The current Child Protection strategy provides a framework for protection of refugee children from abuse, neglect, violence and exploitation, as well as their broader protection as refugees in the Kurdistan region of Iraq (KR-I). The strategy outlines the key objectives and approaches undertaken to achieve these objectives, the coordination mechanisms and partnerships in the area of child protection, as well as performance measurements.
At a general level, UNHCR’s Child protection strategy seeks to support families and communities and strengthen the protective environment, taking into account the role of social norms in preventing violence against children and promoting positive social change towards strengthening protection. The strengthening of community networks, specialized services and national child protection systems is fundamental in building a protective environment for children. Advocacy for nondiscriminatory access of refugee children to national child protection services and systems is a key area of work for UNHCR.
Closely linked to SGBV and Education strategies for KR-I, the CP Strategy supports achievement of the six goals outlined in UNHCR’s Global Framework on Child Protection:
Girls and boys are safe where they live, learn and play;
Children’s participation and capacity are integral to their protection;
Girls and boys have access to child-friendly procedures;
Girls and boys obtain legal documentation;
Girls and boys with specific needs receive targeted support;
Girls and boys achieve durable solutions in their best interests.
UNHCR action to protect children is guided by the following principles:
Systems approach. Strengthening national child protection systems and services in line with UNHCR’s Global Framework for the Protection of Children and designing holistic programming that address the full range of child protection risks.
Complementarity. Working in partnership with States, communities, children, UNICEF and other child protection actors to develop a comprehensive interagency child protection response that maximizes resources and the complementary of all partners’ contributions.
Urgency. Ensure prioritization of and immediate response to protection risks for children including prioritizing the most at-risk children.
Child’s Best Interests. The best interests of the child is a primary consideration in all decisions and actions undertaken for and with children including during refugee status determination and other protection procedures.
Participatory. Promote the participation of children in their own protection and in all matters affecting them in accordance with their age, gender, maturity and capacity.
Equity. Promote an inclusive and non-discriminatory approach to the protection of refugee children, irrespective of their nationality and place of residence.
Inclusivity. Address the specific risks that boys and girls of specific ages face, as well as children with disabilities and children with other specific backgrounds.
Do No Harm. Conduct actions, procedures and programmes in a way that does not place the child at further risk of harm, including as a result of unintended consequences.

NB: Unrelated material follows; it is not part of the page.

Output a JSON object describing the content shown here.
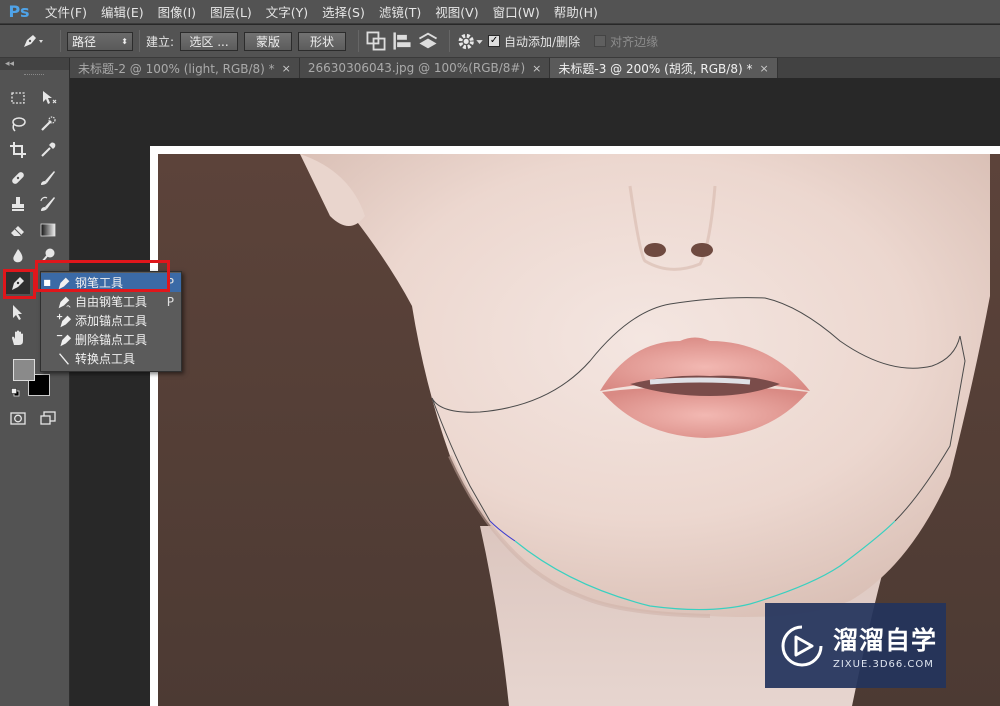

Social cohesion. Strengthen integration of refugee children into their communities and implement programmes in a way that addresses the impact of the refugee influx on communities and promotes social cohesion among refugee and impacted communities.